[Aim of the exercise]: Once the line with "What data populates" has been located in the records below, set down that line and all subsequent lines exactly, omitting the pictures.

[Data about app and page elements]
════
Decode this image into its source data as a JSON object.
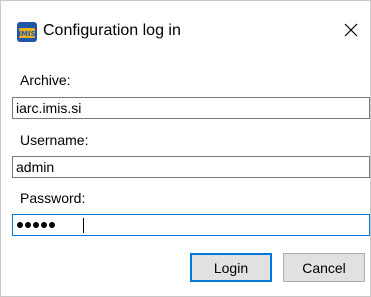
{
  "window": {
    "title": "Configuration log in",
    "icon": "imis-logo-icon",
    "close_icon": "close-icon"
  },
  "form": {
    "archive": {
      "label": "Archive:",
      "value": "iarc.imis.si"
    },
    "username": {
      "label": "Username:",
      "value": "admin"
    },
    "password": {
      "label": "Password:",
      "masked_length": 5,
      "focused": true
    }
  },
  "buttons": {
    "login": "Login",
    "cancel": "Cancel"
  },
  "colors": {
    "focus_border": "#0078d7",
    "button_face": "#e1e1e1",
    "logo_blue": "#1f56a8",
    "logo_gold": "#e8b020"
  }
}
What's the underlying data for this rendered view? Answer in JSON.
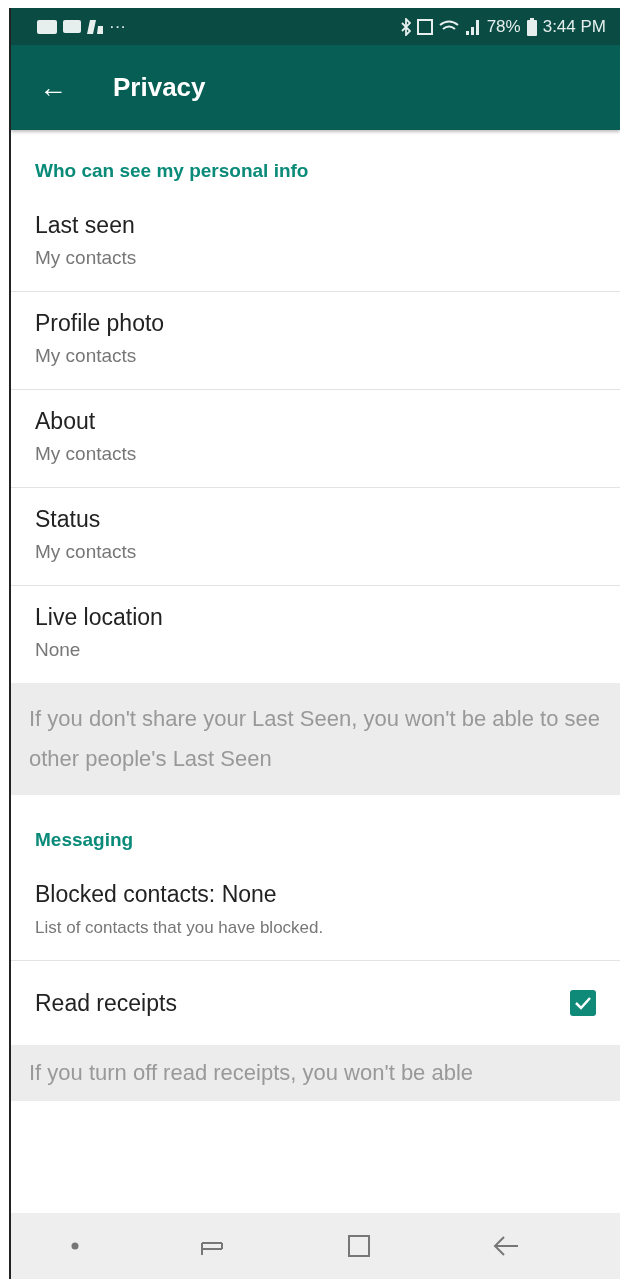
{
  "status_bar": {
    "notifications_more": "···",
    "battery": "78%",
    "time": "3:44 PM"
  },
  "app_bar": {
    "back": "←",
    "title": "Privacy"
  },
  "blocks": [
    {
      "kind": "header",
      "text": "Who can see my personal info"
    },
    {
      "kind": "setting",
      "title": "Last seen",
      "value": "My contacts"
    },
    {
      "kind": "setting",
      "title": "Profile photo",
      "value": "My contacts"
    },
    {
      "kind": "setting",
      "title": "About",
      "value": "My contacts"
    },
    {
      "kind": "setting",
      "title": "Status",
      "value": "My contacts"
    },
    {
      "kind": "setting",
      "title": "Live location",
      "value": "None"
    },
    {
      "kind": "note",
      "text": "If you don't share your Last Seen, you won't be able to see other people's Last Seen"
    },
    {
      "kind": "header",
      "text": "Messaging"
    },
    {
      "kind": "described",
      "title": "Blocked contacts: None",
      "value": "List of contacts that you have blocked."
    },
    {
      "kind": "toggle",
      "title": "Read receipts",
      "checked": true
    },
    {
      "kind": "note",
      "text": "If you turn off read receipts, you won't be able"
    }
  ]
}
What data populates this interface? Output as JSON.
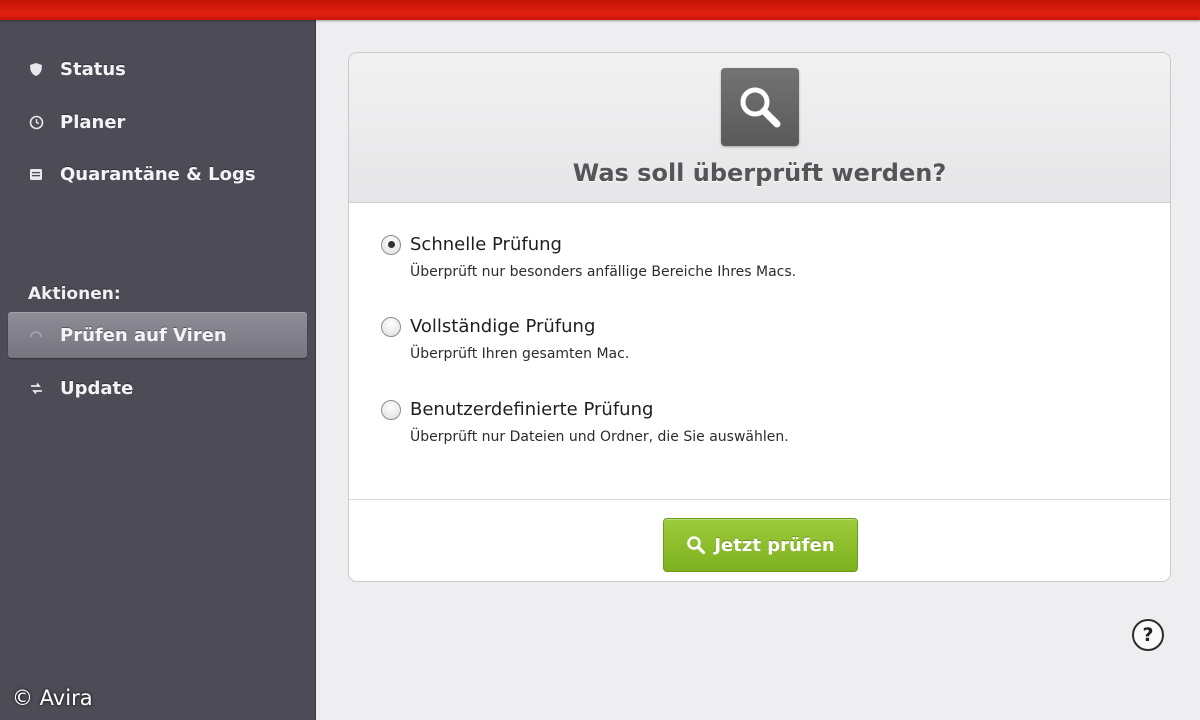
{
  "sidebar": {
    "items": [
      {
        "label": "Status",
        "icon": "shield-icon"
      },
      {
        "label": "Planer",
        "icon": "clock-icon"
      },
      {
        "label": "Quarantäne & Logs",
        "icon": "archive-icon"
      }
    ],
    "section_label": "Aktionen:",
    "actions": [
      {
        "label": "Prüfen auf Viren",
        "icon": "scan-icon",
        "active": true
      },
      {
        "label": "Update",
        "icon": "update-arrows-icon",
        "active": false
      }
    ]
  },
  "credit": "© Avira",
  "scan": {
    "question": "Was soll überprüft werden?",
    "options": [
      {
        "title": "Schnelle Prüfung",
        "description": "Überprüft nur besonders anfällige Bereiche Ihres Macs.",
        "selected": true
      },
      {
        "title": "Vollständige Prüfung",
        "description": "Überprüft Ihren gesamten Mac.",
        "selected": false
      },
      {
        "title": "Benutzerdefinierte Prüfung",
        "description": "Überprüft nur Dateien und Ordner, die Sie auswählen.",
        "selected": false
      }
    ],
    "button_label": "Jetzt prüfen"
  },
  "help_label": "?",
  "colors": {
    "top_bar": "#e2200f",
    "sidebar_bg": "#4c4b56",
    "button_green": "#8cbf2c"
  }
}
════
[Task result]:
What data populates this interface? Output as JSON.
{
  "sidebar": {
    "items": [
      {
        "label": "Status",
        "icon": "shield-icon"
      },
      {
        "label": "Planer",
        "icon": "clock-icon"
      },
      {
        "label": "Quarantäne & Logs",
        "icon": "archive-icon"
      }
    ],
    "section_label": "Aktionen:",
    "actions": [
      {
        "label": "Prüfen auf Viren",
        "icon": "scan-icon",
        "active": true
      },
      {
        "label": "Update",
        "icon": "update-arrows-icon",
        "active": false
      }
    ]
  },
  "credit": "© Avira",
  "scan": {
    "question": "Was soll überprüft werden?",
    "options": [
      {
        "title": "Schnelle Prüfung",
        "description": "Überprüft nur besonders anfällige Bereiche Ihres Macs.",
        "selected": true
      },
      {
        "title": "Vollständige Prüfung",
        "description": "Überprüft Ihren gesamten Mac.",
        "selected": false
      },
      {
        "title": "Benutzerdefinierte Prüfung",
        "description": "Überprüft nur Dateien und Ordner, die Sie auswählen.",
        "selected": false
      }
    ],
    "button_label": "Jetzt prüfen"
  },
  "help_label": "?",
  "colors": {
    "top_bar": "#e2200f",
    "sidebar_bg": "#4c4b56",
    "button_green": "#8cbf2c"
  }
}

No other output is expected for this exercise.